* Problem requirements *
Leaving out the pictures, copy each record below exactly.

Stored records:
-- Opening Marker --
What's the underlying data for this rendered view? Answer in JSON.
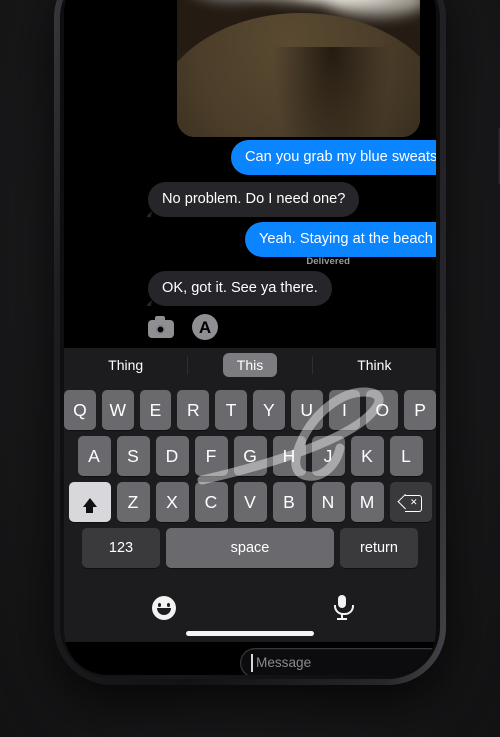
{
  "device": {
    "name": "smartphone",
    "side_buttons": [
      "mute-switch",
      "volume-up",
      "volume-down",
      "power-button"
    ]
  },
  "conversation": {
    "attachment": {
      "type": "photo",
      "description": "hill-at-dusk-photo"
    },
    "messages": [
      {
        "id": "m1",
        "text": "Can you grab my blue sweatshirt?",
        "side": "sent"
      },
      {
        "id": "m2",
        "text": "No problem. Do I need one?",
        "side": "received"
      },
      {
        "id": "m3",
        "text": "Yeah. Staying at the beach late.",
        "side": "sent"
      },
      {
        "id": "m4",
        "text": "OK, got it. See ya there.",
        "side": "received"
      }
    ],
    "status": "Delivered"
  },
  "input_bar": {
    "camera_icon": "camera-icon",
    "appstore_icon": "app-store-icon",
    "appstore_glyph": "A",
    "placeholder": "Message",
    "value": "",
    "mic_icon": "microphone-icon"
  },
  "keyboard": {
    "predictive": [
      {
        "word": "Thing",
        "selected": false
      },
      {
        "word": "This",
        "selected": true
      },
      {
        "word": "Think",
        "selected": false
      }
    ],
    "row1": [
      "Q",
      "W",
      "E",
      "R",
      "T",
      "Y",
      "U",
      "I",
      "O",
      "P"
    ],
    "row2": [
      "A",
      "S",
      "D",
      "F",
      "G",
      "H",
      "J",
      "K",
      "L"
    ],
    "row3": [
      "Z",
      "X",
      "C",
      "V",
      "B",
      "N",
      "M"
    ],
    "shift_icon": "shift-arrow-icon",
    "shift_state": "active",
    "backspace_icon": "backspace-icon",
    "numbers_key": "123",
    "space_key": "space",
    "return_key": "return",
    "swipe_trail": "swipe-typing-gesture-trail"
  },
  "bottom_bar": {
    "emoji_icon": "emoji-smiley-icon",
    "dictation_icon": "dictation-microphone-icon",
    "home_indicator": "home-indicator"
  },
  "colors": {
    "sent_bubble": "#0b84ff",
    "received_bubble": "#26262a",
    "keyboard_bg": "#1c1c1e",
    "key": "#6a6a6e",
    "key_dark": "#3a3a3c",
    "shift_active": "#d8d8dc",
    "text": "#ffffff",
    "placeholder": "#8a8a8f",
    "delivered": "#9a9a9f"
  }
}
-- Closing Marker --
* Response for this exercise *
What's the underlying data for this rendered view? Answer in JSON.
{
  "device": {
    "name": "smartphone",
    "side_buttons": [
      "mute-switch",
      "volume-up",
      "volume-down",
      "power-button"
    ]
  },
  "conversation": {
    "attachment": {
      "type": "photo",
      "description": "hill-at-dusk-photo"
    },
    "messages": [
      {
        "id": "m1",
        "text": "Can you grab my blue sweatshirt?",
        "side": "sent"
      },
      {
        "id": "m2",
        "text": "No problem. Do I need one?",
        "side": "received"
      },
      {
        "id": "m3",
        "text": "Yeah. Staying at the beach late.",
        "side": "sent"
      },
      {
        "id": "m4",
        "text": "OK, got it. See ya there.",
        "side": "received"
      }
    ],
    "status": "Delivered"
  },
  "input_bar": {
    "camera_icon": "camera-icon",
    "appstore_icon": "app-store-icon",
    "appstore_glyph": "A",
    "placeholder": "Message",
    "value": "",
    "mic_icon": "microphone-icon"
  },
  "keyboard": {
    "predictive": [
      {
        "word": "Thing",
        "selected": false
      },
      {
        "word": "This",
        "selected": true
      },
      {
        "word": "Think",
        "selected": false
      }
    ],
    "row1": [
      "Q",
      "W",
      "E",
      "R",
      "T",
      "Y",
      "U",
      "I",
      "O",
      "P"
    ],
    "row2": [
      "A",
      "S",
      "D",
      "F",
      "G",
      "H",
      "J",
      "K",
      "L"
    ],
    "row3": [
      "Z",
      "X",
      "C",
      "V",
      "B",
      "N",
      "M"
    ],
    "shift_icon": "shift-arrow-icon",
    "shift_state": "active",
    "backspace_icon": "backspace-icon",
    "numbers_key": "123",
    "space_key": "space",
    "return_key": "return",
    "swipe_trail": "swipe-typing-gesture-trail"
  },
  "bottom_bar": {
    "emoji_icon": "emoji-smiley-icon",
    "dictation_icon": "dictation-microphone-icon",
    "home_indicator": "home-indicator"
  },
  "colors": {
    "sent_bubble": "#0b84ff",
    "received_bubble": "#26262a",
    "keyboard_bg": "#1c1c1e",
    "key": "#6a6a6e",
    "key_dark": "#3a3a3c",
    "shift_active": "#d8d8dc",
    "text": "#ffffff",
    "placeholder": "#8a8a8f",
    "delivered": "#9a9a9f"
  }
}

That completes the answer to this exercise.